I find it wonderful if a blog visit leads to research and a learning experience. I remembered having eaten purple sweet potatoes in Hawaii but do not recall ever seeing them at my local supermarkets. Well, after a few clicks I have found that common they are not but the on-line market I intend to use this year and occasionally a few others at times seem to supply ! Love the look of them for a change and have them already on my next list !!! As I rarely use any form of cream shall 'play around' with coconut milk or other alike products probably but am looking forwards to the experience . . .
Hi Eha! I love that you've had these in Hawaii, where they're a staple. Hopefully you'll come across them one day where you are. The really are so tasty with the coconut milk, too. I think you'll love it. I hope you enjoy and thank you! 🙂 ~Valentina
Purple sweet potatoes are out absolute favorite. SO sweet! But the kind we buy must be a lightly different variety as they have purple skin and flesh. I'll be on the lookout for these!
Thanks, Marissa. There's a Molokai sweet potato -- also Hawaiian, that has purple skin. Maybe that's what you've had. Also delicious! 🙂 ~Valentina
David Scott Allen
My favorite thing about these sweet potatoes is that they keep their color when they are cooked. One time, when we did a theme dinner, based around the movie Four Weddings and a Funeral, One of my side dishes was a double mash of the sweet potatoes and regular orange sweet potatoes side by side in a yin and yang pattern . If you know the movie, Gareth says to Scarlett, “Scarlotta! Fabulous dress. The ecclesiastical purple and the pagan orange symbolizing the mystical symbiosis in marriage between the heathen and Christian traditions?” These potatoes were such a hit — the flavor is amazing!

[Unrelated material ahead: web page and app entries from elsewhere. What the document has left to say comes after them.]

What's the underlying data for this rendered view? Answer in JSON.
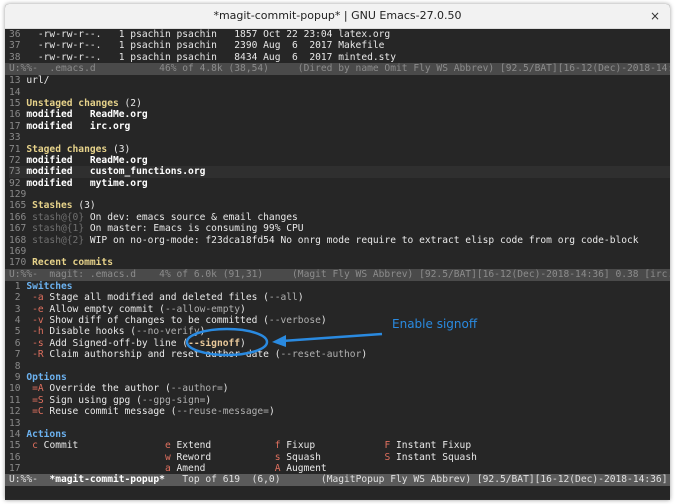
{
  "window": {
    "title": "*magit-commit-popup* | GNU Emacs-27.0.50",
    "close_label": "×"
  },
  "colors": {
    "background": "#262626",
    "heading": "#e6d28a",
    "section": "#6cb2f0",
    "key": "#e0705f",
    "annotation": "#2a8ae0"
  },
  "top_pane": {
    "lines": [
      [
        {
          "t": "36 ",
          "c": "num"
        },
        {
          "t": "  -rw-rw-r--.   1 psachin psachin   1857 Oct 22 23:04 latex.org",
          "c": ""
        }
      ],
      [
        {
          "t": "37 ",
          "c": "num"
        },
        {
          "t": "  -rw-rw-r--.   1 psachin psachin   2390 Aug  6  2017 Makefile",
          "c": ""
        }
      ],
      [
        {
          "t": "38 ",
          "c": "num"
        },
        {
          "t": "  -rw-rw-r--.   1 psachin psachin   8434 Aug  6  2017 minted.sty",
          "c": ""
        }
      ]
    ],
    "modeline": "U:%%-  .emacs.d           46% of 4.8k (38,54)     (Dired by name Omit Fly WS Abbrev) [92.5/BAT][16-12(Dec)-2018-14:36]"
  },
  "middle_pane": {
    "lines": [
      [
        {
          "t": "13 ",
          "c": "num"
        },
        {
          "t": "url/",
          "c": ""
        }
      ],
      [
        {
          "t": "14",
          "c": "num"
        }
      ],
      [
        {
          "t": "15 ",
          "c": "num"
        },
        {
          "t": "Unstaged changes",
          "c": "yel"
        },
        {
          "t": " (2)",
          "c": ""
        }
      ],
      [
        {
          "t": "16 ",
          "c": "num"
        },
        {
          "t": "modified   ReadMe.org",
          "c": "bold"
        }
      ],
      [
        {
          "t": "17 ",
          "c": "num"
        },
        {
          "t": "modified   irc.org",
          "c": "bold"
        }
      ],
      [
        {
          "t": "33",
          "c": "num"
        }
      ],
      [
        {
          "t": "71 ",
          "c": "num"
        },
        {
          "t": "Staged changes",
          "c": "yel"
        },
        {
          "t": " (3)",
          "c": ""
        }
      ],
      [
        {
          "t": "72 ",
          "c": "num"
        },
        {
          "t": "modified   ReadMe.org",
          "c": "bold"
        }
      ],
      [
        {
          "t": "73 ",
          "c": "num"
        },
        {
          "t": "modified   custom_functions.org",
          "c": "bold"
        }
      ],
      [
        {
          "t": "92 ",
          "c": "num"
        },
        {
          "t": "modified   mytime.org",
          "c": "bold"
        }
      ],
      [
        {
          "t": "129",
          "c": "num"
        }
      ],
      [
        {
          "t": "165 ",
          "c": "num"
        },
        {
          "t": "Stashes",
          "c": "yel"
        },
        {
          "t": " (3)",
          "c": ""
        }
      ],
      [
        {
          "t": "166 ",
          "c": "num"
        },
        {
          "t": "stash@{0}",
          "c": "dim"
        },
        {
          "t": " On dev: emacs source & email changes",
          "c": ""
        }
      ],
      [
        {
          "t": "167 ",
          "c": "num"
        },
        {
          "t": "stash@{1}",
          "c": "dim"
        },
        {
          "t": " On master: Emacs is consuming 99% CPU",
          "c": ""
        }
      ],
      [
        {
          "t": "168 ",
          "c": "num"
        },
        {
          "t": "stash@{2}",
          "c": "dim"
        },
        {
          "t": " WIP on no-org-mode: f23dca18fd54 No onrg mode require to extract elisp code from org code-block",
          "c": ""
        }
      ],
      [
        {
          "t": "169",
          "c": "num"
        }
      ],
      [
        {
          "t": "170 ",
          "c": "num"
        },
        {
          "t": "Recent commits",
          "c": "yel"
        }
      ]
    ],
    "modeline": "U:%%-  magit: .emacs.d    4% of 6.0k (91,31)     (Magit Fly WS Abbrev) [92.5/BAT][16-12(Dec)-2018-14:36] 0.38 [irc.o"
  },
  "popup_pane": {
    "lines": [
      [
        {
          "t": " 1 ",
          "c": "num"
        },
        {
          "t": "Switches",
          "c": "blue"
        }
      ],
      [
        {
          "t": " 2 ",
          "c": "num"
        },
        {
          "t": " -a",
          "c": "key"
        },
        {
          "t": " Stage all modified and deleted files (",
          "c": ""
        },
        {
          "t": "--all",
          "c": "flag"
        },
        {
          "t": ")",
          "c": ""
        }
      ],
      [
        {
          "t": " 3 ",
          "c": "num"
        },
        {
          "t": " -e",
          "c": "key"
        },
        {
          "t": " Allow empty commit (",
          "c": ""
        },
        {
          "t": "--allow-empty",
          "c": "flag"
        },
        {
          "t": ")",
          "c": ""
        }
      ],
      [
        {
          "t": " 4 ",
          "c": "num"
        },
        {
          "t": " -v",
          "c": "key"
        },
        {
          "t": " Show diff of changes to be committed (",
          "c": ""
        },
        {
          "t": "--verbose",
          "c": "flag"
        },
        {
          "t": ")",
          "c": ""
        }
      ],
      [
        {
          "t": " 5 ",
          "c": "num"
        },
        {
          "t": " -h",
          "c": "key"
        },
        {
          "t": " Disable hooks (",
          "c": ""
        },
        {
          "t": "--no-verify",
          "c": "flag"
        },
        {
          "t": ")",
          "c": ""
        }
      ],
      [
        {
          "t": " 6 ",
          "c": "num"
        },
        {
          "t": " -s",
          "c": "key"
        },
        {
          "t": " Add Signed-off-by line (",
          "c": ""
        },
        {
          "t": "--signoff",
          "c": "on"
        },
        {
          "t": ")",
          "c": ""
        }
      ],
      [
        {
          "t": " 7 ",
          "c": "num"
        },
        {
          "t": " -R",
          "c": "key"
        },
        {
          "t": " Claim authorship and reset author date (",
          "c": ""
        },
        {
          "t": "--reset-author",
          "c": "flag"
        },
        {
          "t": ")",
          "c": ""
        }
      ],
      [
        {
          "t": " 8",
          "c": "num"
        }
      ],
      [
        {
          "t": " 9 ",
          "c": "num"
        },
        {
          "t": "Options",
          "c": "blue"
        }
      ],
      [
        {
          "t": "10 ",
          "c": "num"
        },
        {
          "t": " =A",
          "c": "key"
        },
        {
          "t": " Override the author (",
          "c": ""
        },
        {
          "t": "--author=",
          "c": "flag"
        },
        {
          "t": ")",
          "c": ""
        }
      ],
      [
        {
          "t": "11 ",
          "c": "num"
        },
        {
          "t": " =S",
          "c": "key"
        },
        {
          "t": " Sign using gpg (",
          "c": ""
        },
        {
          "t": "--gpg-sign=",
          "c": "flag"
        },
        {
          "t": ")",
          "c": ""
        }
      ],
      [
        {
          "t": "12 ",
          "c": "num"
        },
        {
          "t": " =C",
          "c": "key"
        },
        {
          "t": " Reuse commit message (",
          "c": ""
        },
        {
          "t": "--reuse-message=",
          "c": "flag"
        },
        {
          "t": ")",
          "c": ""
        }
      ],
      [
        {
          "t": "13",
          "c": "num"
        }
      ],
      [
        {
          "t": "14 ",
          "c": "num"
        },
        {
          "t": "Actions",
          "c": "blue"
        }
      ],
      [
        {
          "t": "15 ",
          "c": "num"
        },
        {
          "t": " c",
          "c": "key"
        },
        {
          "t": " Commit               ",
          "c": ""
        },
        {
          "t": "e",
          "c": "key"
        },
        {
          "t": " Extend           ",
          "c": ""
        },
        {
          "t": "f",
          "c": "key"
        },
        {
          "t": " Fixup            ",
          "c": ""
        },
        {
          "t": "F",
          "c": "key"
        },
        {
          "t": " Instant Fixup",
          "c": ""
        }
      ],
      [
        {
          "t": "16 ",
          "c": "num"
        },
        {
          "t": "                        ",
          "c": ""
        },
        {
          "t": "w",
          "c": "key"
        },
        {
          "t": " Reword           ",
          "c": ""
        },
        {
          "t": "s",
          "c": "key"
        },
        {
          "t": " Squash           ",
          "c": ""
        },
        {
          "t": "S",
          "c": "key"
        },
        {
          "t": " Instant Squash",
          "c": ""
        }
      ],
      [
        {
          "t": "17 ",
          "c": "num"
        },
        {
          "t": "                        ",
          "c": ""
        },
        {
          "t": "a",
          "c": "key"
        },
        {
          "t": " Amend            ",
          "c": ""
        },
        {
          "t": "A",
          "c": "key"
        },
        {
          "t": " Augment",
          "c": ""
        }
      ]
    ],
    "modeline_prefix": "U:%%-  ",
    "modeline_buffer": "*magit-commit-popup*",
    "modeline_rest": "   Top of 619  (6,0)       (MagitPopup Fly WS Abbrev) [92.5/BAT][16-12(Dec)-2018-14:36] 0"
  },
  "annotation": {
    "label": "Enable signoff"
  }
}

David, that's SO creative -- love what you did with the "double mash." I bet it was incredibly beautiful (and tasty). I loved that movie, and it must have been such a fun movie to cook around. Love the whole thing. 🙂 ~Valentina
Definitely have to find these ! Looks beautiful !
Enjoy, Davorka! Thank you. 🙂 ~Valentina
Jeff the Chef @ Make It Like a Man!
Purple potatoes! I think they would look so great On Easter Sunday.
Thanks, Jeff. Oh yes, so pretty for Easter -- and they would be fantastic with lamb. (Should it happen to be on the menu.) Enjoy! 🙂 ~Valentina
Karen (Back Road Journal)
You are right, they do make an incredibly beautiful side dish. If I could find them, I would build an entire meal around them.
Thanks so much, Karen. Hope you see them in your stores soon. 🙂 ~Valentina
Kathy @ Beyond the Chicken Coop
The color is stunning! I love how they change color when cooked. I will need to keep my eyes open at our market to see if I can find some of these amazing sweet potatoes!
I hope you see them, Kathy. Enjoy and thanks so much! 🙂 ~Valentina
Just discovered these gems at the local Asian market in Cherry Hill, NJ
The only problem I have is, do I eat them with the regular meal or do I eat them as a dessert. I consider them a delicacy.
What a great find.
Hi Ted. So happy you found the Okinawan sweet potatoes. I just love their beautiful color. They could certainly make for a unique dessert. Enjoy them with and after the a meal! 🙂 ~Valentina